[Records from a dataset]
* * * * * * *
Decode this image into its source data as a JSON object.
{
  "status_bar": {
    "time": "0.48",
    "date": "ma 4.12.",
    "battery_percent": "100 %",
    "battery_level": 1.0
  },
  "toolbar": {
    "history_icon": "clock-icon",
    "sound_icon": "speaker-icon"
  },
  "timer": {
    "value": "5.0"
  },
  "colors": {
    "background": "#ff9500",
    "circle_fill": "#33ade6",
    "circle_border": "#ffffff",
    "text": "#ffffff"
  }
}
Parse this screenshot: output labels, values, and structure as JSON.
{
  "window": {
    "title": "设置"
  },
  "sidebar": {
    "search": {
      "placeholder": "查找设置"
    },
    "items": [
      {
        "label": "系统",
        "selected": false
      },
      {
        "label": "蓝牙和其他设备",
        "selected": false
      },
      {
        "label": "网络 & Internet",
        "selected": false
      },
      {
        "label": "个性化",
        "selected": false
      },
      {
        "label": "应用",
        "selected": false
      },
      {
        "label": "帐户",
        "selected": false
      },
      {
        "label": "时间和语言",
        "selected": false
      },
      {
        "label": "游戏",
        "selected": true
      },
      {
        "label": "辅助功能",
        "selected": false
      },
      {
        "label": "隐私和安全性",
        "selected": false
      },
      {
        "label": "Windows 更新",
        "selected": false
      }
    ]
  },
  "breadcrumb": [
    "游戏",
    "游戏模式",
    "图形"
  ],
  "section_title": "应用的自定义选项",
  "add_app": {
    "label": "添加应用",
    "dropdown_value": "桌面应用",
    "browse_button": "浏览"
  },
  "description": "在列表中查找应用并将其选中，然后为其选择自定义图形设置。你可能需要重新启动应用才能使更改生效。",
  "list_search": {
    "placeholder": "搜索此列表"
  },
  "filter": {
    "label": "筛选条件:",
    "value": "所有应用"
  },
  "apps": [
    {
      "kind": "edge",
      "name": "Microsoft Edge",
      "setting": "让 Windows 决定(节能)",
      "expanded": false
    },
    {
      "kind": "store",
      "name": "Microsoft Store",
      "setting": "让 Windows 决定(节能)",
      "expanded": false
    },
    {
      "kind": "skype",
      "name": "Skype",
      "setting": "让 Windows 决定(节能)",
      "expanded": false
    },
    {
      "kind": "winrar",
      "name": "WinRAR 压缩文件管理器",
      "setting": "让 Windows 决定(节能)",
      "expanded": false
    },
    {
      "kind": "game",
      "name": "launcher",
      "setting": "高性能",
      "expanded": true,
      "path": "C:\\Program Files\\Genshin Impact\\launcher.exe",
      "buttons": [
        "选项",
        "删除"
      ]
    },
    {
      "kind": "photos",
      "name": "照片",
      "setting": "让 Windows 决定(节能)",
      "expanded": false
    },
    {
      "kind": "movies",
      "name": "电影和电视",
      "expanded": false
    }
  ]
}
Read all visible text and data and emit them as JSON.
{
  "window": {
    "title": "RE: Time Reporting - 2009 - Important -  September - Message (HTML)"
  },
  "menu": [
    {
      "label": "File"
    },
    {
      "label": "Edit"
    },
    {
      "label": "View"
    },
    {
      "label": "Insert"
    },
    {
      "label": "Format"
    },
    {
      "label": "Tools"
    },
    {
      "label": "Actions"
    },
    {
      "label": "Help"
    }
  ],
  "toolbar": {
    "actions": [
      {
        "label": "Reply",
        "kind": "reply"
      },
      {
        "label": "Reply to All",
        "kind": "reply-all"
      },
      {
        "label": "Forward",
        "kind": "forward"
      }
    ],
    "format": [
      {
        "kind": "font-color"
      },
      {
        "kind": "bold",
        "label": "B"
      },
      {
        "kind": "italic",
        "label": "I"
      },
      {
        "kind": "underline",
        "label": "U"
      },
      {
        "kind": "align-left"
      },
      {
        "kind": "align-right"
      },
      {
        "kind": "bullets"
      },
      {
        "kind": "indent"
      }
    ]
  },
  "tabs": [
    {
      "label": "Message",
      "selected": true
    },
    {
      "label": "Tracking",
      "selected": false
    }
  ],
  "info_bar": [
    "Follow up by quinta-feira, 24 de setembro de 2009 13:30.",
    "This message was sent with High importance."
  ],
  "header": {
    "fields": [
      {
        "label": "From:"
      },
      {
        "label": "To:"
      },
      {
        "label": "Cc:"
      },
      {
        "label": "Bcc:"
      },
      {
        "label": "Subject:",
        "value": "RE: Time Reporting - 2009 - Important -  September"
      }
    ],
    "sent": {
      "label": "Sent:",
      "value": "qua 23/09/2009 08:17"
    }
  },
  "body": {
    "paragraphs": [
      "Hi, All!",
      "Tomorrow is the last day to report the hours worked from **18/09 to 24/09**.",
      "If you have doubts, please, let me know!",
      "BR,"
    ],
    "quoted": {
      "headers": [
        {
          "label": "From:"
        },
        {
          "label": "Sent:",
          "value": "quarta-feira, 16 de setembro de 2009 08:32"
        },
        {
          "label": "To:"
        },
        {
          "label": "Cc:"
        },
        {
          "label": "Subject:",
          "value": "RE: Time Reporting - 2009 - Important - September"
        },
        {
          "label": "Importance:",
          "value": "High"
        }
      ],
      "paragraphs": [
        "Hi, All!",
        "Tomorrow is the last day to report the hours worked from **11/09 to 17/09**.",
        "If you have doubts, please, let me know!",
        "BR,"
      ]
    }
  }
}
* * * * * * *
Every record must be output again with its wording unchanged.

FINISHED TASK:
Decode this image into its source data as a JSON object.
{
  "status_bar": {
    "time": "0.48",
    "date": "ma 4.12.",
    "battery_percent": "100 %",
    "battery_level": 1.0
  },
  "toolbar": {
    "history_icon": "clock-icon",
    "sound_icon": "speaker-icon"
  },
  "timer": {
    "value": "5.0"
  },
  "colors": {
    "background": "#ff9500",
    "circle_fill": "#33ade6",
    "circle_border": "#ffffff",
    "text": "#ffffff"
  }
}
Parse this screenshot: output labels, values, and structure as JSON.
{
  "window": {
    "title": "设置"
  },
  "sidebar": {
    "search": {
      "placeholder": "查找设置"
    },
    "items": [
      {
        "label": "系统",
        "selected": false
      },
      {
        "label": "蓝牙和其他设备",
        "selected": false
      },
      {
        "label": "网络 & Internet",
        "selected": false
      },
      {
        "label": "个性化",
        "selected": false
      },
      {
        "label": "应用",
        "selected": false
      },
      {
        "label": "帐户",
        "selected": false
      },
      {
        "label": "时间和语言",
        "selected": false
      },
      {
        "label": "游戏",
        "selected": true
      },
      {
        "label": "辅助功能",
        "selected": false
      },
      {
        "label": "隐私和安全性",
        "selected": false
      },
      {
        "label": "Windows 更新",
        "selected": false
      }
    ]
  },
  "breadcrumb": [
    "游戏",
    "游戏模式",
    "图形"
  ],
  "section_title": "应用的自定义选项",
  "add_app": {
    "label": "添加应用",
    "dropdown_value": "桌面应用",
    "browse_button": "浏览"
  },
  "description": "在列表中查找应用并将其选中，然后为其选择自定义图形设置。你可能需要重新启动应用才能使更改生效。",
  "list_search": {
    "placeholder": "搜索此列表"
  },
  "filter": {
    "label": "筛选条件:",
    "value": "所有应用"
  },
  "apps": [
    {
      "kind": "edge",
      "name": "Microsoft Edge",
      "setting": "让 Windows 决定(节能)",
      "expanded": false
    },
    {
      "kind": "store",
      "name": "Microsoft Store",
      "setting": "让 Windows 决定(节能)",
      "expanded": false
    },
    {
      "kind": "skype",
      "name": "Skype",
      "setting": "让 Windows 决定(节能)",
      "expanded": false
    },
    {
      "kind": "winrar",
      "name": "WinRAR 压缩文件管理器",
      "setting": "让 Windows 决定(节能)",
      "expanded": false
    },
    {
      "kind": "game",
      "name": "launcher",
      "setting": "高性能",
      "expanded": true,
      "path": "C:\\Program Files\\Genshin Impact\\launcher.exe",
      "buttons": [
        "选项",
        "删除"
      ]
    },
    {
      "kind": "photos",
      "name": "照片",
      "setting": "让 Windows 决定(节能)",
      "expanded": false
    },
    {
      "kind": "movies",
      "name": "电影和电视",
      "expanded": false
    }
  ]
}
Read all visible text and data and emit them as JSON.
{
  "window": {
    "title": "RE: Time Reporting - 2009 - Important -  September - Message (HTML)"
  },
  "menu": [
    {
      "label": "File"
    },
    {
      "label": "Edit"
    },
    {
      "label": "View"
    },
    {
      "label": "Insert"
    },
    {
      "label": "Format"
    },
    {
      "label": "Tools"
    },
    {
      "label": "Actions"
    },
    {
      "label": "Help"
    }
  ],
  "toolbar": {
    "actions": [
      {
        "label": "Reply",
        "kind": "reply"
      },
      {
        "label": "Reply to All",
        "kind": "reply-all"
      },
      {
        "label": "Forward",
        "kind": "forward"
      }
    ],
    "format": [
      {
        "kind": "font-color"
      },
      {
        "kind": "bold",
        "label": "B"
      },
      {
        "kind": "italic",
        "label": "I"
      },
      {
        "kind": "underline",
        "label": "U"
      },
      {
        "kind": "align-left"
      },
      {
        "kind": "align-right"
      },
      {
        "kind": "bullets"
      },
      {
        "kind": "indent"
      }
    ]
  },
  "tabs": [
    {
      "label": "Message",
      "selected": true
    },
    {
      "label": "Tracking",
      "selected": false
    }
  ],
  "info_bar": [
    "Follow up by quinta-feira, 24 de setembro de 2009 13:30.",
    "This message was sent with High importance."
  ],
  "header": {
    "fields": [
      {
        "label": "From:"
      },
      {
        "label": "To:"
      },
      {
        "label": "Cc:"
      },
      {
        "label": "Bcc:"
      },
      {
        "label": "Subject:",
        "value": "RE: Time Reporting - 2009 - Important -  September"
      }
    ],
    "sent": {
      "label": "Sent:",
      "value": "qua 23/09/2009 08:17"
    }
  },
  "body": {
    "paragraphs": [
      "Hi, All!",
      "Tomorrow is the last day to report the hours worked from **18/09 to 24/09**.",
      "If you have doubts, please, let me know!",
      "BR,"
    ],
    "quoted": {
      "headers": [
        {
          "label": "From:"
        },
        {
          "label": "Sent:",
          "value": "quarta-feira, 16 de setembro de 2009 08:32"
        },
        {
          "label": "To:"
        },
        {
          "label": "Cc:"
        },
        {
          "label": "Subject:",
          "value": "RE: Time Reporting - 2009 - Important - September"
        },
        {
          "label": "Importance:",
          "value": "High"
        }
      ],
      "paragraphs": [
        "Hi, All!",
        "Tomorrow is the last day to report the hours worked from **11/09 to 17/09**.",
        "If you have doubts, please, let me know!",
        "BR,"
      ]
    }
  }
}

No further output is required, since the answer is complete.